from Wiktionary, Creative Commons Attribution/Share-Alike License
- n. A prodrome; an early symptom.
- n. A preliminary course or publication; used especially in the titles of elementary works.
from the GNU version of the Collaborative International Dictionary of English
- n. A prodrome.
- n. A preliminary course or publication; -- used esp. in the titles of elementary works.
from The Century Dictionary and Cyclopedia
- n. Same as prodrome; especially, a preliminary treatise upon a subject respecting which a subsequent more elaborate work is intended.
Sorry, no etymologies found.
In the meantime, he began studying geological formations, publishing a preliminary report on them in 1661: the De solido intra solidum naturaliter contento dissertationis prodromus.
The work which brought him lasting renown and a place in the records of the science of history is entitled "Chronicon Gottwicense, tomus prodromus" (Tegernsee, 1732).
A facsimile edition of his "De solido intra solidum naturaliter contento dissertationis prodromus" appeared at Berlin in 1904.
His first general memoir was a prodromus of a new classification of shells (1799).
Agrostographis Helveticae prodromus sîsteos binas g 1 minum alpinorum décades.
Beginning with the De solido intra solidum naturaliter contento dissertationis prodromus of 1669 by the Danish Cartesian Nicholas Steno (1638 “ 86), efforts commenced to draw the origins of living beings into the Cartesian cosmology, in this case primarily by granting that fossils were the remains of once existing organisms on an earth that had formed historically.

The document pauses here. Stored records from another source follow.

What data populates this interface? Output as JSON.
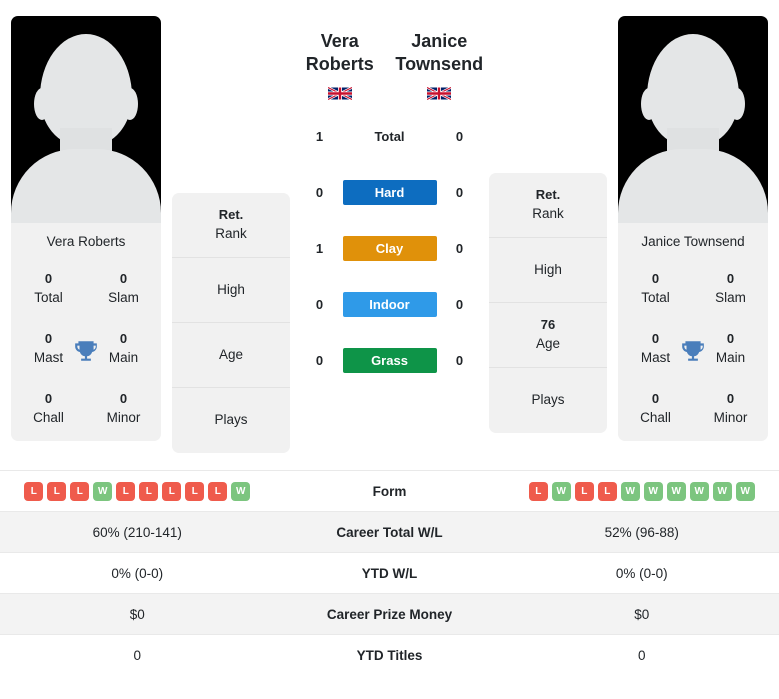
{
  "colors": {
    "hard": "#0d6dc0",
    "clay": "#e0910a",
    "indoor": "#2f9ae8",
    "grass": "#0e9448",
    "win": "#7cc57f",
    "loss": "#ef5b4c",
    "trophy": "#4a7ebb",
    "card_bg": "#f1f1f1",
    "row_alt": "#f3f3f3"
  },
  "players": {
    "left": {
      "name": "Vera Roberts",
      "card_name": "Vera Roberts",
      "flag": "gb-flag-icon",
      "flag_label": "United Kingdom",
      "titles": [
        {
          "value": "0",
          "label": "Total"
        },
        {
          "value": "0",
          "label": "Slam"
        },
        {
          "value": "0",
          "label": "Mast"
        },
        {
          "value": "0",
          "label": "Main"
        },
        {
          "value": "0",
          "label": "Chall"
        },
        {
          "value": "0",
          "label": "Minor"
        }
      ],
      "info": [
        {
          "value": "Ret.",
          "label": "Rank"
        },
        {
          "value": "",
          "label": "High"
        },
        {
          "value": "",
          "label": "Age"
        },
        {
          "value": "",
          "label": "Plays"
        }
      ],
      "form": [
        "L",
        "L",
        "L",
        "W",
        "L",
        "L",
        "L",
        "L",
        "L",
        "W"
      ],
      "career_total_wl": "60% (210-141)",
      "ytd_wl": "0% (0-0)",
      "career_prize_money": "$0",
      "ytd_titles": "0"
    },
    "right": {
      "name": "Janice Townsend",
      "card_name": "Janice Townsend",
      "flag": "gb-flag-icon",
      "flag_label": "United Kingdom",
      "titles": [
        {
          "value": "0",
          "label": "Total"
        },
        {
          "value": "0",
          "label": "Slam"
        },
        {
          "value": "0",
          "label": "Mast"
        },
        {
          "value": "0",
          "label": "Main"
        },
        {
          "value": "0",
          "label": "Chall"
        },
        {
          "value": "0",
          "label": "Minor"
        }
      ],
      "info": [
        {
          "value": "Ret.",
          "label": "Rank"
        },
        {
          "value": "",
          "label": "High"
        },
        {
          "value": "76",
          "label": "Age"
        },
        {
          "value": "",
          "label": "Plays"
        }
      ],
      "form": [
        "L",
        "W",
        "L",
        "L",
        "W",
        "W",
        "W",
        "W",
        "W",
        "W"
      ],
      "career_total_wl": "52% (96-88)",
      "ytd_wl": "0% (0-0)",
      "career_prize_money": "$0",
      "ytd_titles": "0"
    }
  },
  "surfaces": [
    {
      "label": "Total",
      "left": "1",
      "right": "0",
      "color": "none",
      "plain": true
    },
    {
      "label": "Hard",
      "left": "0",
      "right": "0",
      "color": "#0d6dc0",
      "plain": false
    },
    {
      "label": "Clay",
      "left": "1",
      "right": "0",
      "color": "#e0910a",
      "plain": false
    },
    {
      "label": "Indoor",
      "left": "0",
      "right": "0",
      "color": "#2f9ae8",
      "plain": false
    },
    {
      "label": "Grass",
      "left": "0",
      "right": "0",
      "color": "#0e9448",
      "plain": false
    }
  ],
  "table": {
    "rows": [
      {
        "label": "Form",
        "key": "form",
        "type": "form"
      },
      {
        "label": "Career Total W/L",
        "key": "career_total_wl",
        "type": "text"
      },
      {
        "label": "YTD W/L",
        "key": "ytd_wl",
        "type": "text"
      },
      {
        "label": "Career Prize Money",
        "key": "career_prize_money",
        "type": "text"
      },
      {
        "label": "YTD Titles",
        "key": "ytd_titles",
        "type": "text"
      }
    ]
  }
}
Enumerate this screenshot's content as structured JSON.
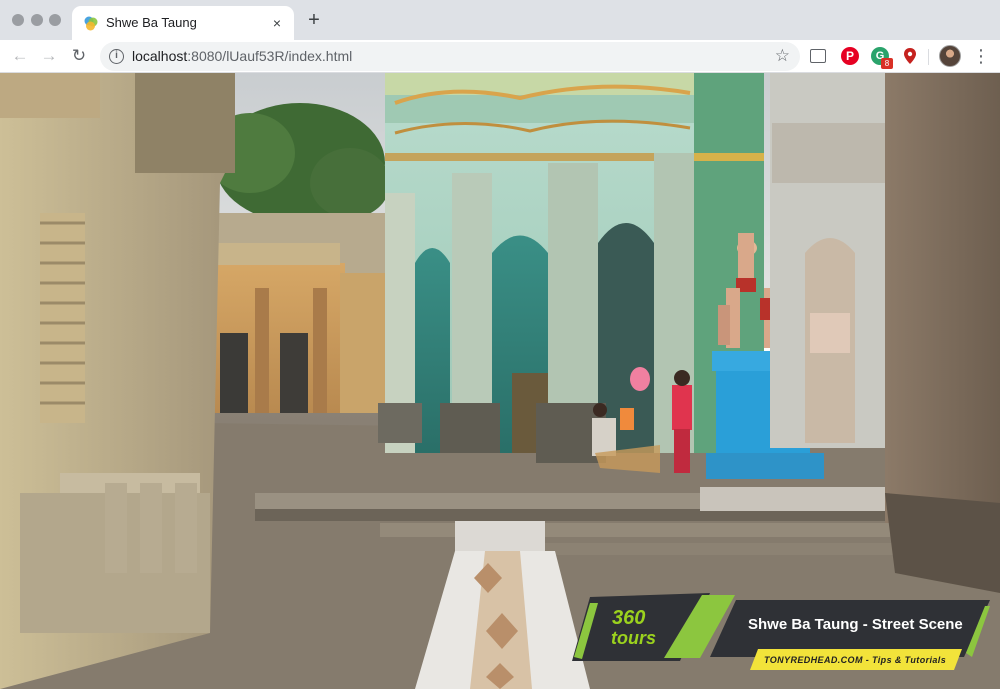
{
  "browser": {
    "tab_title": "Shwe Ba Taung",
    "tab_close": "×",
    "new_tab": "+",
    "url_host": "localhost",
    "url_rest": ":8080/lUauf53R/index.html",
    "star": "☆",
    "extensions": {
      "pinterest_letter": "P",
      "grammarly_letter": "G",
      "grammarly_badge": "8"
    },
    "menu": "⋮"
  },
  "nav": {
    "back": "←",
    "forward": "→",
    "reload": "↻",
    "info": "i"
  },
  "overlay": {
    "logo_360": "360",
    "logo_tours": "tours",
    "title": "Shwe Ba Taung - Street Scene",
    "subtitle": "TONYREDHEAD.COM - Tips & Tutorials",
    "accent_green": "#8cc63f",
    "panel_dark": "#2f3136",
    "subtitle_bg": "#f2e33a"
  },
  "colors": {
    "tabbar_bg": "#dee1e6",
    "omnibox_bg": "#f1f3f4",
    "temple_mint": "#a9d6c6",
    "plinth_blue": "#2a9fd8"
  }
}
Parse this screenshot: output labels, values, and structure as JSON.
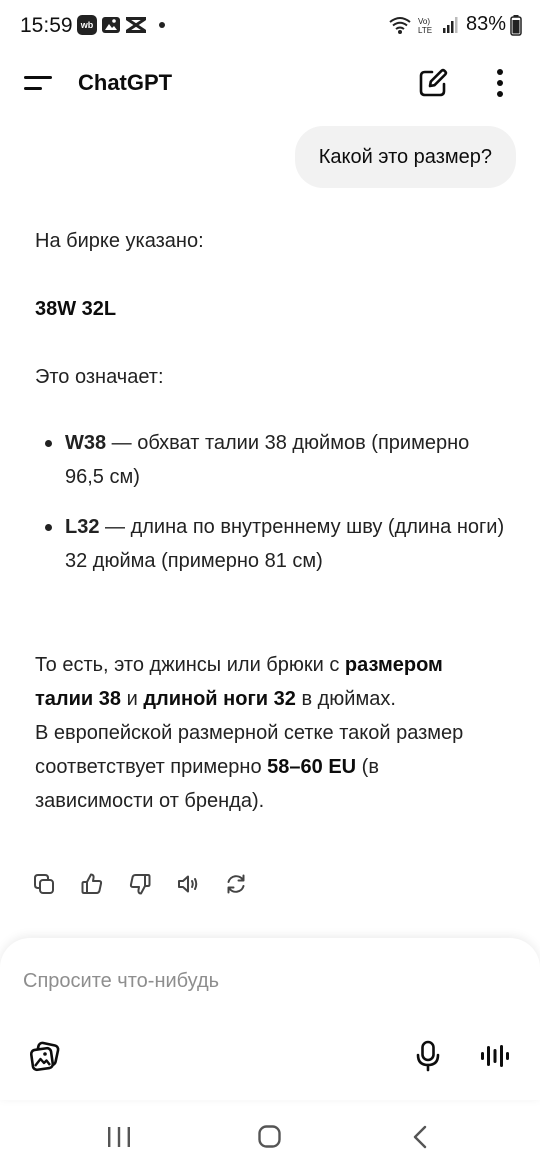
{
  "status_bar": {
    "time": "15:59",
    "left_icons": [
      "wb-badge-icon",
      "image-icon",
      "capcut-icon",
      "notification-dot"
    ],
    "wb_badge": "wb",
    "right_icons": [
      "wifi-icon",
      "volte-icon",
      "signal-icon",
      "battery-icon"
    ],
    "volte_label": "Vo) LTE",
    "battery": "83%"
  },
  "header": {
    "title": "ChatGPT"
  },
  "conversation": {
    "user_message": "Какой это размер?",
    "assistant": {
      "p1": "На бирке указано:",
      "p2": "38W 32L",
      "p3": "Это означает:",
      "bullets": [
        {
          "bold": "W38",
          "text": " — обхват талии 38 дюймов (примерно 96,5 см)"
        },
        {
          "bold": "L32",
          "text": " — длина по внутреннему шву (длина ноги) 32 дюйма (примерно 81 см)"
        }
      ],
      "p4": {
        "s1": "То есть, это джинсы или брюки с ",
        "b1": "размером талии 38",
        "s2": " и ",
        "b2": "длиной ноги 32",
        "s3": " в дюймах.",
        "s4": "В европейской размерной сетке такой размер соответствует примерно ",
        "b3": "58–60 EU",
        "s5": " (в зависимости от бренда)."
      }
    },
    "actions": [
      "copy-icon",
      "thumbs-up-icon",
      "thumbs-down-icon",
      "read-aloud-icon",
      "regenerate-icon"
    ]
  },
  "composer": {
    "placeholder": "Спросите что-нибудь",
    "value": ""
  },
  "colors": {
    "bubble": "#f2f2f2",
    "text": "#0d0d0d",
    "placeholder": "#8e8e8e"
  }
}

In this following reply, I have not touched much of the argumentative part in Mr Hussey’s _Plea for Christian Magistracy_, reserving most of it to another work, unto which this is a _prodromus_ (howbeit much of what he saith is the same with what I did confute in my _Nihil Respondes_, and his book, coming forth a month after, takes no notice of that second piece of mine, but speaketh only to the first).